It inspires me when I see patients willing to do anything to fight their disease, and it makes it easier to build an effective nurse-patient connection. I also love educating patients and their families, and communicating and collaborating with the doctors and specialists.

What are the best aspects of the collaborative nature of cancer care?

Hematology/oncology is truly a collaboration between all of the different specialties. The initial cancer can progress quickly, and there can be metastasis everywhere, requiring cooperation between multiple services and teams. There are many cooks in the kitchen, so to speak, so everyone has to work together seamlessly.

It’s also a good challenge to think about all of the different processes in the body and how they work with and against each other. I always try to be proactive, identify important issues, stay organized and be ahead of the curve.

How have patients responded to the added stressor of COVID-19 on top of a cancer diagnosis?

Even without COVID-19 in the picture, patients were already enduring a lot.

The visitor limitations were hard to enforce, and the effects on patients were difficult to witness. We want our patients to see friends and family as often as possible, since socialization and support can do a great deal for the healing process, but we also can’t risk COVID-19 being spread to our immunocompromised patients. We had to find the right balance.

RN Career Events

Many of our patients come from skilled nursing facilities, and no one could see them there during the pandemic either. UCLA was sometimes their last chance to see their loved ones, if the visitor situation allowed for that to happen.

What is it like to witness patients at the end of life?

It’s very tough to see. I once cared for a cancer patient with metastatic disease. We had this patient for an extended period, and he was on an intensive pain regimen.

During one particular admission, his condition continued to decline. I remember holding his hand while helping him with breathing exercises — he always felt like he was falling after pushing a large dose of intravenous Dilaudid. Despite the horrible situation, I had a feeling of deep fulfillment that I could get him over that hump of excruciating pain. I’m getting goosebumps right now as I think about it.

The last time I provided care for him was the day before he was discharged. In the final 10 minutes of my shift. I knew it was going to be the last time I’d be seeing him. I told him what an honor it was to provide him with nursing care, said my goodbyes and left the room.

I quickly walked to the med room and broke down. That was the first and last time I cried. It was my first true connection with a patient in such a situation. One of my coworkers gave me a hug to support me, and I moved on.

We later received a letter from the patient’s wife about how he was calm and at peace when he died. It was so meaningful to hear that he was with his loved ones at home.

Are there any important changes you’ve noted in the nature of cancer care?

In the early days of oncology, if you had cancer, you often had the choice of one chemo agent. Now, there’s immunotherapy, CAR T therapy, and autologous and allogeneic transplants. The options have increased, and the outcomes have improved greatly for many cancers.

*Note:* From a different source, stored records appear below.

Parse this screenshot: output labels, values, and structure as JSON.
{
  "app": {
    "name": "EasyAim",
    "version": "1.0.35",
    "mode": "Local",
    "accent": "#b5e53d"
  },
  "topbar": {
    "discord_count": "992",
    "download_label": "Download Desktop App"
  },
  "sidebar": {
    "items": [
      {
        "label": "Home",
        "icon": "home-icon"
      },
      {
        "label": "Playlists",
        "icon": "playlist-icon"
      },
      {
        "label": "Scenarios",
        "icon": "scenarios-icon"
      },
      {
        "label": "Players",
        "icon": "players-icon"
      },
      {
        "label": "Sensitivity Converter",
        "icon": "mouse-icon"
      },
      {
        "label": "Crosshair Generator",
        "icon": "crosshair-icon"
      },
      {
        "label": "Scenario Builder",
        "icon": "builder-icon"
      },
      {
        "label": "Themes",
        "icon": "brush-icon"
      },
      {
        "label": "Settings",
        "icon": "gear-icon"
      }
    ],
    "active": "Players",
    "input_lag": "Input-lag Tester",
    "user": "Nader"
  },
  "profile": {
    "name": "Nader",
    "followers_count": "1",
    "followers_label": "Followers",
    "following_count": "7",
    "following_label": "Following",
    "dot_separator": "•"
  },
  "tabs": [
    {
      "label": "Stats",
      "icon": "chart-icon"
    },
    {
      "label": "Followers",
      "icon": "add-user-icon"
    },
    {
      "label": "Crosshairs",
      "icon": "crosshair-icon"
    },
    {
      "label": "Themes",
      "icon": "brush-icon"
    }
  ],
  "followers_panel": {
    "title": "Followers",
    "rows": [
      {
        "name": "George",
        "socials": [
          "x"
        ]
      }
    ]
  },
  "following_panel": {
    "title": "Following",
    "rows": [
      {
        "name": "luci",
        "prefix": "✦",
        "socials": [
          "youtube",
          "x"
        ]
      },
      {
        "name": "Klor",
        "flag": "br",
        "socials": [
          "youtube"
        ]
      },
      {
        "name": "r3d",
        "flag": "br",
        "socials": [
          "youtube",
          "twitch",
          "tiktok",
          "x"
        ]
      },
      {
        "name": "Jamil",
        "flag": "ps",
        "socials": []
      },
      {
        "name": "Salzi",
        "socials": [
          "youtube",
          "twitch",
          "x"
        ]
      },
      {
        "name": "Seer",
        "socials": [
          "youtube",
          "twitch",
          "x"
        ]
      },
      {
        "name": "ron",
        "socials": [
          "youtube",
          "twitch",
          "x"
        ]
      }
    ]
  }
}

You’re also on the skin committee. Tell us a little about that.

The wound care team deals with all of the wound care consults, and they lead the skin committee. There are also a few nurses from each floor in the group. We round on patients on the first Thursday of every month and check all of their bony prominences. We have the opportunity to educate nurses on the floor about how to provide optimal skin care and prevent skin breakdown. It’s very gratifying.

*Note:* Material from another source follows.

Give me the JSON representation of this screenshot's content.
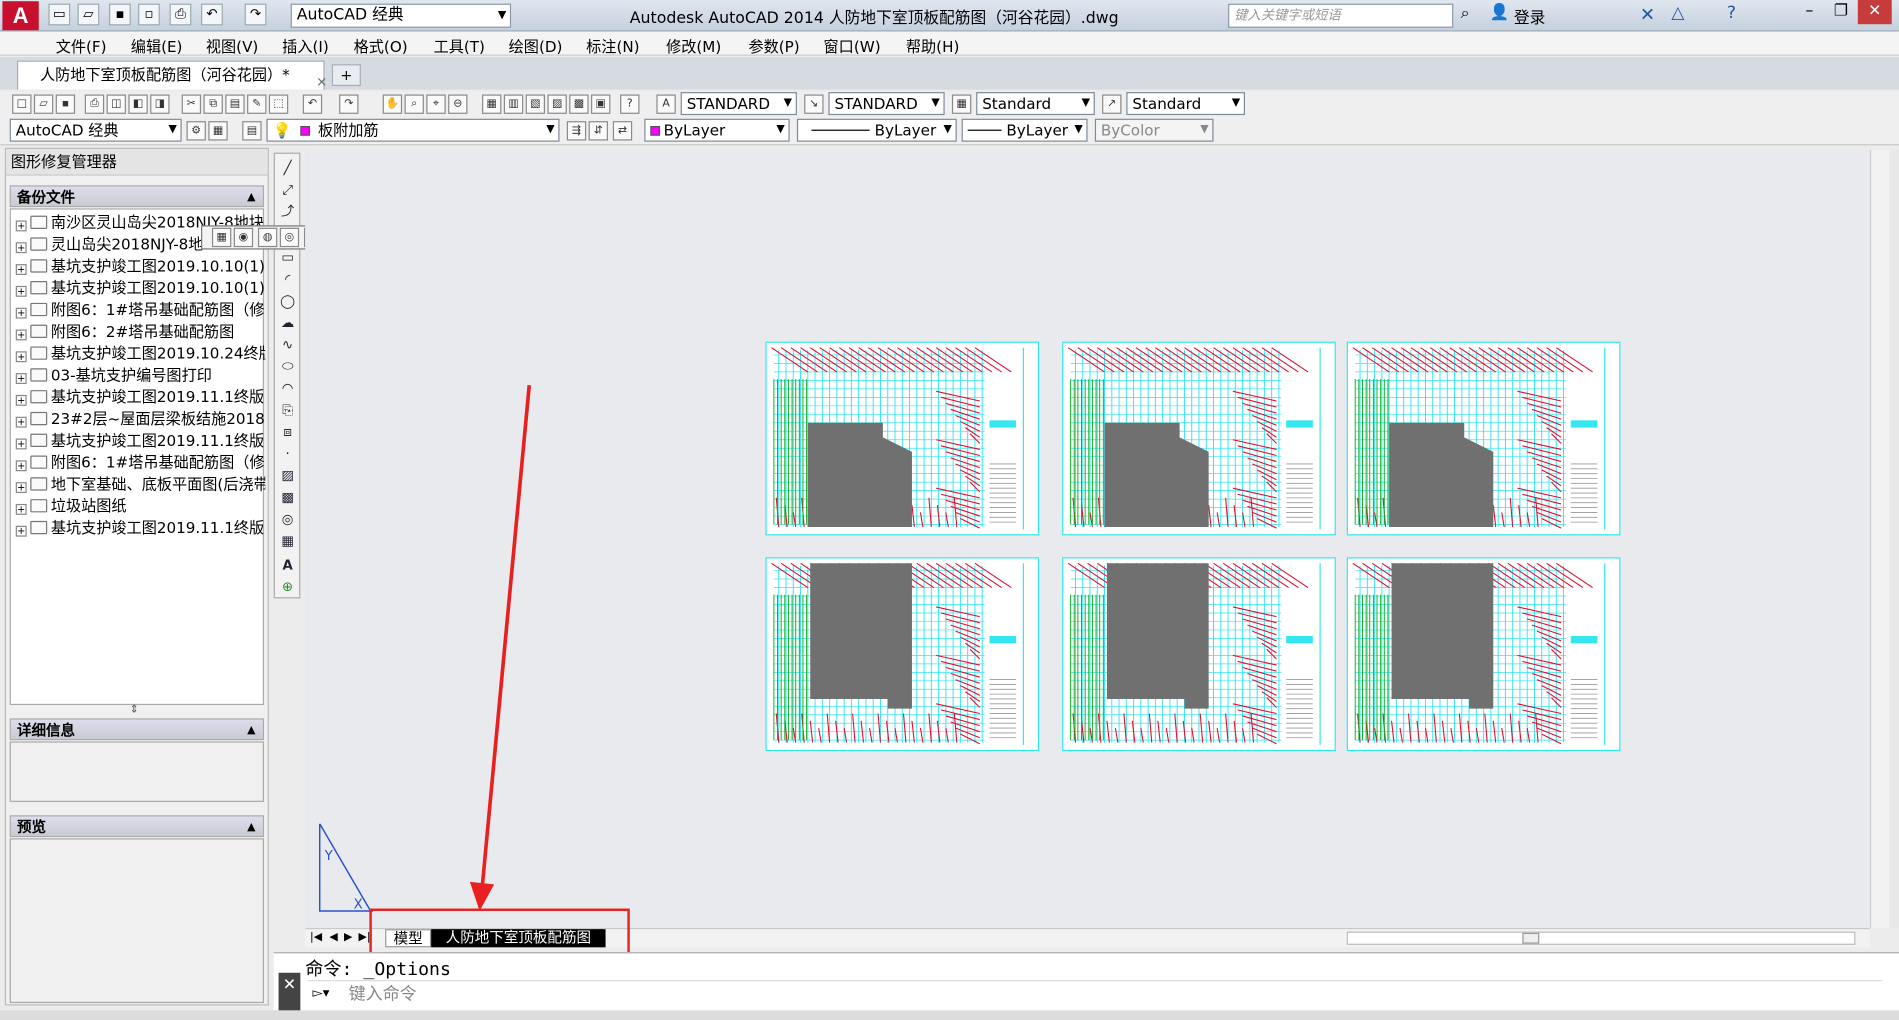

Do you have any future career plans or aspirations that you’d like to share?

Right now, I’m happy on my floor, and I plan on continuing to expand my oncology nursing knowledge here at UCLA. I really enjoy being a bedside oncology nurse. I love being on the front line, at the bedside, and I don’t currently plan to go anywhere.

In this Article: , ,

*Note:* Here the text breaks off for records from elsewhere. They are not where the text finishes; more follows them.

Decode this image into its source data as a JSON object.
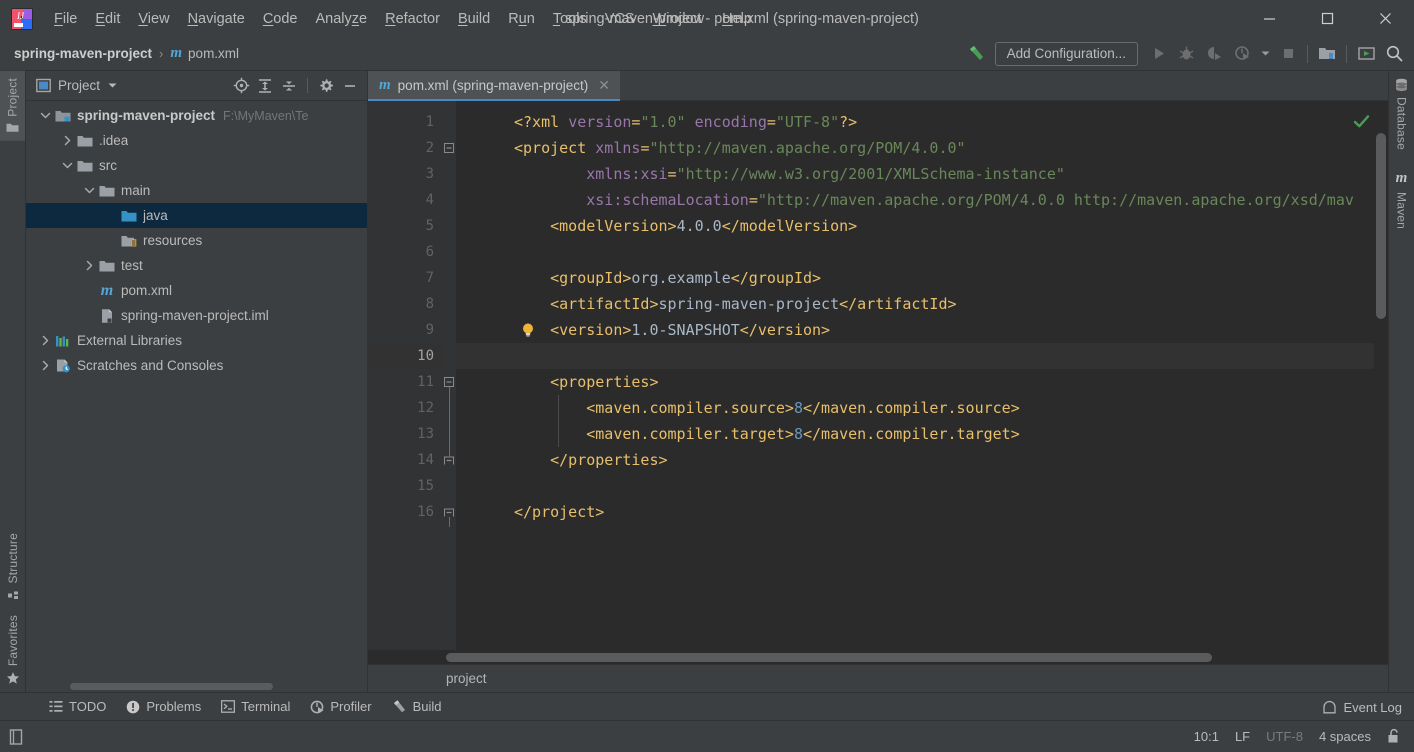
{
  "window": {
    "title": "spring-maven-project - pom.xml (spring-maven-project)",
    "minimize_label": "minimize-window",
    "maximize_label": "maximize-window",
    "close_label": "close-window"
  },
  "menubar": {
    "items": [
      {
        "label": "File",
        "mnemonic": "F"
      },
      {
        "label": "Edit",
        "mnemonic": "E"
      },
      {
        "label": "View",
        "mnemonic": "V"
      },
      {
        "label": "Navigate",
        "mnemonic": "N"
      },
      {
        "label": "Code",
        "mnemonic": "C"
      },
      {
        "label": "Analyze",
        "mnemonic": "z"
      },
      {
        "label": "Refactor",
        "mnemonic": "R"
      },
      {
        "label": "Build",
        "mnemonic": "B"
      },
      {
        "label": "Run",
        "mnemonic": "u"
      },
      {
        "label": "Tools",
        "mnemonic": "T"
      },
      {
        "label": "VCS",
        "mnemonic": ""
      },
      {
        "label": "Window",
        "mnemonic": "W"
      },
      {
        "label": "Help",
        "mnemonic": "H"
      }
    ]
  },
  "navbar": {
    "project_crumb": "spring-maven-project",
    "separator": "›",
    "file_crumb": "pom.xml",
    "file_icon": "m",
    "build_icon": "hammer-icon",
    "add_configuration": "Add Configuration...",
    "run_icon": "run-icon",
    "debug_icon": "debug-icon",
    "run_coverage_icon": "run-with-coverage-icon",
    "profile_icon": "profile-icon",
    "dropdown_icon": "chevron-down-icon",
    "stop_icon": "stop-icon",
    "project_structure_icon": "project-structure-icon",
    "updates_icon": "updates-icon",
    "search_icon": "search-everywhere-icon"
  },
  "left_strip": {
    "project_tab": "Project",
    "structure_tab": "Structure",
    "favorites_tab": "Favorites"
  },
  "right_strip": {
    "database_tab": "Database",
    "maven_tab": "Maven",
    "maven_icon": "m"
  },
  "project_panel": {
    "title": "Project",
    "panel_icon": "project-view-icon",
    "caret_icon": "chevron-down-icon",
    "tools": [
      {
        "name": "locate-icon",
        "title": "Select Opened File"
      },
      {
        "name": "expand-all-icon",
        "title": "Expand All"
      },
      {
        "name": "collapse-all-icon",
        "title": "Collapse All"
      },
      {
        "name": "gear-icon",
        "title": "Settings"
      },
      {
        "name": "hide-icon",
        "title": "Hide"
      }
    ],
    "tree": [
      {
        "label": "spring-maven-project",
        "path": "F:\\MyMaven\\Te",
        "indent": 0,
        "twisty": "down",
        "icon": "module-folder",
        "bold": true,
        "selected": false
      },
      {
        "label": ".idea",
        "path": "",
        "indent": 1,
        "twisty": "right",
        "icon": "folder",
        "bold": false,
        "selected": false
      },
      {
        "label": "src",
        "path": "",
        "indent": 1,
        "twisty": "down",
        "icon": "folder",
        "bold": false,
        "selected": false
      },
      {
        "label": "main",
        "path": "",
        "indent": 2,
        "twisty": "down",
        "icon": "folder",
        "bold": false,
        "selected": false
      },
      {
        "label": "java",
        "path": "",
        "indent": 3,
        "twisty": "none",
        "icon": "source-folder",
        "bold": false,
        "selected": true
      },
      {
        "label": "resources",
        "path": "",
        "indent": 3,
        "twisty": "none",
        "icon": "resource-folder",
        "bold": false,
        "selected": false
      },
      {
        "label": "test",
        "path": "",
        "indent": 2,
        "twisty": "right",
        "icon": "folder",
        "bold": false,
        "selected": false
      },
      {
        "label": "pom.xml",
        "path": "",
        "indent": 2,
        "twisty": "none",
        "icon": "maven-file",
        "bold": false,
        "selected": false
      },
      {
        "label": "spring-maven-project.iml",
        "path": "",
        "indent": 2,
        "twisty": "none",
        "icon": "iml-file",
        "bold": false,
        "selected": false
      },
      {
        "label": "External Libraries",
        "path": "",
        "indent": 0,
        "twisty": "right",
        "icon": "libraries",
        "bold": false,
        "selected": false
      },
      {
        "label": "Scratches and Consoles",
        "path": "",
        "indent": 0,
        "twisty": "right",
        "icon": "scratches",
        "bold": false,
        "selected": false
      }
    ]
  },
  "editor": {
    "tab_label": "pom.xml (spring-maven-project)",
    "tab_icon": "m",
    "tab_close_icon": "close-icon",
    "inspection_status_icon": "check-ok-icon",
    "breadcrumb": "project",
    "bulb_line": 9,
    "current_line": 10,
    "lines": [
      {
        "n": 1,
        "fold": "",
        "tokens": [
          {
            "t": "pi",
            "s": "<?xml "
          },
          {
            "t": "attr",
            "s": "version"
          },
          {
            "t": "pi",
            "s": "="
          },
          {
            "t": "str",
            "s": "\"1.0\""
          },
          {
            "t": "pi",
            "s": " "
          },
          {
            "t": "attr",
            "s": "encoding"
          },
          {
            "t": "pi",
            "s": "="
          },
          {
            "t": "str",
            "s": "\"UTF-8\""
          },
          {
            "t": "pi",
            "s": "?>"
          }
        ]
      },
      {
        "n": 2,
        "fold": "open",
        "tokens": [
          {
            "t": "tag",
            "s": "<project "
          },
          {
            "t": "attr",
            "s": "xmlns"
          },
          {
            "t": "tag",
            "s": "="
          },
          {
            "t": "str",
            "s": "\"http://maven.apache.org/POM/4.0.0\""
          }
        ]
      },
      {
        "n": 3,
        "fold": "",
        "indent": 8,
        "tokens": [
          {
            "t": "attr",
            "s": "xmlns:"
          },
          {
            "t": "attr2",
            "s": "xsi"
          },
          {
            "t": "tag",
            "s": "="
          },
          {
            "t": "str",
            "s": "\"http://www.w3.org/2001/XMLSchema-instance\""
          }
        ]
      },
      {
        "n": 4,
        "fold": "",
        "indent": 8,
        "tokens": [
          {
            "t": "attr",
            "s": "xsi:"
          },
          {
            "t": "attr2",
            "s": "schemaLocation"
          },
          {
            "t": "tag",
            "s": "="
          },
          {
            "t": "str",
            "s": "\"http://maven.apache.org/POM/4.0.0 http://maven.apache.org/xsd/mav"
          }
        ]
      },
      {
        "n": 5,
        "fold": "",
        "indent": 4,
        "tokens": [
          {
            "t": "tag",
            "s": "<modelVersion>"
          },
          {
            "t": "txt",
            "s": "4.0.0"
          },
          {
            "t": "tag",
            "s": "</modelVersion>"
          }
        ]
      },
      {
        "n": 6,
        "fold": "",
        "tokens": []
      },
      {
        "n": 7,
        "fold": "",
        "indent": 4,
        "tokens": [
          {
            "t": "tag",
            "s": "<groupId>"
          },
          {
            "t": "txt",
            "s": "org.example"
          },
          {
            "t": "tag",
            "s": "</groupId>"
          }
        ]
      },
      {
        "n": 8,
        "fold": "",
        "indent": 4,
        "tokens": [
          {
            "t": "tag",
            "s": "<artifactId>"
          },
          {
            "t": "txt",
            "s": "spring-maven-project"
          },
          {
            "t": "tag",
            "s": "</artifactId>"
          }
        ]
      },
      {
        "n": 9,
        "fold": "",
        "indent": 4,
        "tokens": [
          {
            "t": "tag",
            "s": "<version>"
          },
          {
            "t": "txt",
            "s": "1.0-SNAPSHOT"
          },
          {
            "t": "tag",
            "s": "</version>"
          }
        ]
      },
      {
        "n": 10,
        "fold": "",
        "tokens": []
      },
      {
        "n": 11,
        "fold": "open",
        "indent": 4,
        "tokens": [
          {
            "t": "tag",
            "s": "<properties>"
          }
        ]
      },
      {
        "n": 12,
        "fold": "",
        "indent": 8,
        "tokens": [
          {
            "t": "tag",
            "s": "<maven.compiler.source>"
          },
          {
            "t": "num",
            "s": "8"
          },
          {
            "t": "tag",
            "s": "</maven.compiler.source>"
          }
        ]
      },
      {
        "n": 13,
        "fold": "",
        "indent": 8,
        "tokens": [
          {
            "t": "tag",
            "s": "<maven.compiler.target>"
          },
          {
            "t": "num",
            "s": "8"
          },
          {
            "t": "tag",
            "s": "</maven.compiler.target>"
          }
        ]
      },
      {
        "n": 14,
        "fold": "close",
        "indent": 4,
        "tokens": [
          {
            "t": "tag",
            "s": "</properties>"
          }
        ]
      },
      {
        "n": 15,
        "fold": "",
        "tokens": []
      },
      {
        "n": 16,
        "fold": "close",
        "tokens": [
          {
            "t": "tag",
            "s": "</project>"
          }
        ]
      }
    ]
  },
  "toolwindows": [
    {
      "label": "TODO",
      "icon": "todo-icon"
    },
    {
      "label": "Problems",
      "icon": "problems-icon"
    },
    {
      "label": "Terminal",
      "icon": "terminal-icon"
    },
    {
      "label": "Profiler",
      "icon": "profiler-icon"
    },
    {
      "label": "Build",
      "icon": "build-hammer-icon"
    }
  ],
  "statusbar": {
    "event_log": "Event Log",
    "event_log_icon": "balloon-icon",
    "memory_icon": "file-icon",
    "caret_position": "10:1",
    "line_separator": "LF",
    "encoding": "UTF-8",
    "indent": "4 spaces",
    "lock_icon": "unlocked-icon"
  },
  "colors": {
    "accent_blue": "#4a88c7",
    "selection": "#0d293f",
    "editor_bg": "#2b2b2b",
    "panel_bg": "#3c3f41",
    "gutter_bg": "#313335",
    "tag": "#e8bf6a",
    "attr": "#9876aa",
    "string": "#6a8759",
    "text": "#a9b7c6",
    "number": "#6897bb",
    "ok_green": "#499c54"
  }
}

Latest Articles

Experience the Digital Flip Mag

Flip through the pages of the latest Working Nurse magazine on your device.